After updating the version of Mercurial used on newer branches, tasks on older branches might start failing with errors like:
abort: repository requires features unknown to this Mercurial: revlog-compression-zstd!
This happens because repos cloned via newer versions of Mercurial are often incompatible with older versions of Mercurial. Since workers have a shared checkout cache between tasks, if a worker first claims a task on e.g, mozilla-central, clones the repo, and then claims a task on mozilla-release, the latter task might fail if it is using an older Mercurial.
The solution is to increment the cache identifier associated with the checkout cache. For example, the Gecko decision tasks use this cache name. Changing the name (e.g incrementing v2 -> v3), will ensure workers don’t re-use the same cache across disparate branches.
The downside to doing this is that tasks on older branches with less traffic will have more cache misses, resulting in longer runtimes which could impact our ability to ship expediently. To mitigate this, consider backporting the image bump that caused the Mercurial upgrade to beta, release and esr branches.
Workers are spinning up slowly#
First, see Troubleshooting Workers.
Second, as of 2022.01.26, we have had a number of issues with worker-manager. There is a single process that goes through worker pool by worker pool to spin workers up and down on demand. The Azure workers, in particular, take a long time to spin up and down, and these processes block spinning other pools up or down. There’s not much we can do here except adjust our idle times, which isn’t the ideal solution. Otherwise we wait for the Taskcluster team to fix the issues:
Bug 1735411 - windows 2004 test worker backlog (gecko-t/win10-64-2004)
Bug 1741946 - Investigate the best way to go about the Windows 10 Azure worker delays
RFC issue UI to visualize and reprioritize scheduled+pending tasks
RFC issue Revisit worker idle time shutdown
(marked as dup) Investigate running multiple worker-managers
worker-manager: Azure workers register when state != REQUESTED
Combine worker-manager provisioner and worker scanner in to a single processes
Provide worker counts and capacity by state for worker pools
Measure and improve performance of the worker query in provisioning loop
Workers Not Spawning After Image Bustage#
If there’s a problem in a worker image, worker-manager may not spawn any new workers even after the issue is fixed.

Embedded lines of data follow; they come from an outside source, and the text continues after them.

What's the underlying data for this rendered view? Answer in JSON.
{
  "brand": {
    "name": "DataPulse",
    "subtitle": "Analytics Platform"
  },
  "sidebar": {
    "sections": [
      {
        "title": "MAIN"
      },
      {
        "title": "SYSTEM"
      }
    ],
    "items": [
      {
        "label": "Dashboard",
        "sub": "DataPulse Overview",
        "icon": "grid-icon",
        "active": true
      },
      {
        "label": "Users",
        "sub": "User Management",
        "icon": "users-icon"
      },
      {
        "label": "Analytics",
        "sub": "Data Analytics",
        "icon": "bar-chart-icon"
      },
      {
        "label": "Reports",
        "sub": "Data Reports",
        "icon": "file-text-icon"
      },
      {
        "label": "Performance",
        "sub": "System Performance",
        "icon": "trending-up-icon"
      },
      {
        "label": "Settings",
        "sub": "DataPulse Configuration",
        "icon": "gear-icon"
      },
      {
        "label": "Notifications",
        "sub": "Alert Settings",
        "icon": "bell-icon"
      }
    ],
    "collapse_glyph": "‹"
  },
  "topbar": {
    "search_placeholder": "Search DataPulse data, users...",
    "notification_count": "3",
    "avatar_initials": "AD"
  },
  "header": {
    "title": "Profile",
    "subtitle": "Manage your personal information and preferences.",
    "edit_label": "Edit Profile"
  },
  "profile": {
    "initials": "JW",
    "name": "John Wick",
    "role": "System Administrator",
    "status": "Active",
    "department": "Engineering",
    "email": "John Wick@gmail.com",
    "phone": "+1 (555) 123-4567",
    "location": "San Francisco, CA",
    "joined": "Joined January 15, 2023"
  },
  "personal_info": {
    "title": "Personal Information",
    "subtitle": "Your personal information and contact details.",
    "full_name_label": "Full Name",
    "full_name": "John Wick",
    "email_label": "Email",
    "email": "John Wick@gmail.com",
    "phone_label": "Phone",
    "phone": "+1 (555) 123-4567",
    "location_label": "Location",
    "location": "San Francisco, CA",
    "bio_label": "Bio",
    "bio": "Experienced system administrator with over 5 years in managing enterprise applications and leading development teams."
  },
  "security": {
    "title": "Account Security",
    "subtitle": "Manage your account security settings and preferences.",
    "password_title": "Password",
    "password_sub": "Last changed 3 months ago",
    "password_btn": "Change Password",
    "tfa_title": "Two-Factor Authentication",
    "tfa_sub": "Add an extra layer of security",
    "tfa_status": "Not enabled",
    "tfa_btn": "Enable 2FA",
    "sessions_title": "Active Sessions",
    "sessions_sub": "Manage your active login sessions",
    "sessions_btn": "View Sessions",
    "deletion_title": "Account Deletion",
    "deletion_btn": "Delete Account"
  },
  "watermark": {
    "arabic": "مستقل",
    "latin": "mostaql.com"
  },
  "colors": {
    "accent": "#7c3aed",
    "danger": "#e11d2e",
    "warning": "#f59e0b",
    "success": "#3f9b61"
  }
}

This happens because the workers with the problematic image are still running, even though they are unable to claim tasks. However, worker-manager doesn’t know this, so won’t spawn any new workers until the broken ones expire or are terminated.

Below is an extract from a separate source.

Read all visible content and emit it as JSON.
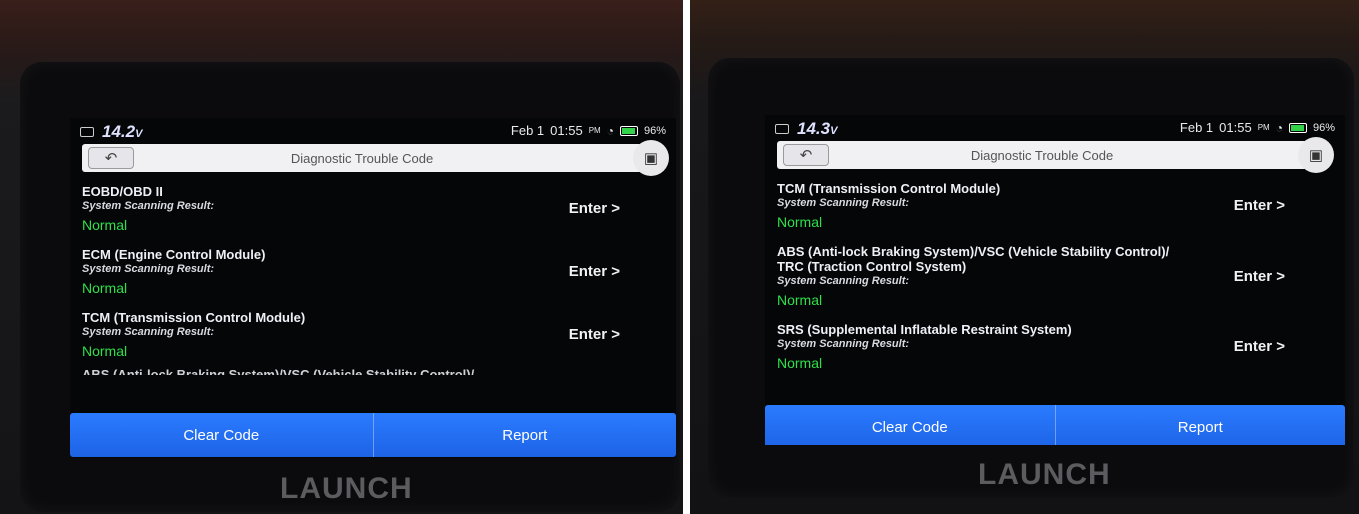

These problematic workers won’t show up in the Taskcluster Web UI, as the queue service is unaware of workers until they claim a task.
Backlogs will persist even after fixing a worker image. This will be most noticeable on pools with a low max capacity (like Decision pools), as they are more likely to get entirely filled with broken workers (in which cases no further tasks would run).

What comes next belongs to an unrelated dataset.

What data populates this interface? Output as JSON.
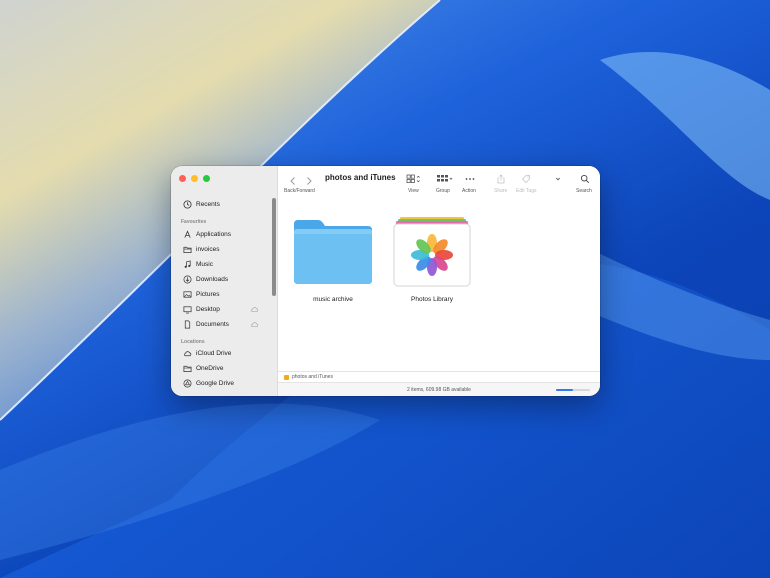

Run this script in braindump to automatically scan for and terminate these broken workers: https://hg.mozilla.org/build/braindump/file/tip/taskcluster/terminate_broken_workers.py
push(MSIX) fails: “push to Store aborted: pending submission found”#
pushmsixscript pushes Firefox to the Microsoft Store. The Store rejects any new submission if there is a pending submission (one which has been uploaded but not yet released). Release Management has asked that pushmsixscript not delete pending submissions, in case that pending submission was created manually.
The push(MSIX) task fails with Exception status. The task log shows “push to Store aborted: pending submission found” and “ERROR - There is a pending submission for this application on the Microsoft Store. Wait for the pending submission to complete, or delete the pending submission. Then retry this task.”
Delete the pending submission from the Store manually; Release Management has access. Once the pending submission has been deleted, re-run the failed push(MSIX) task.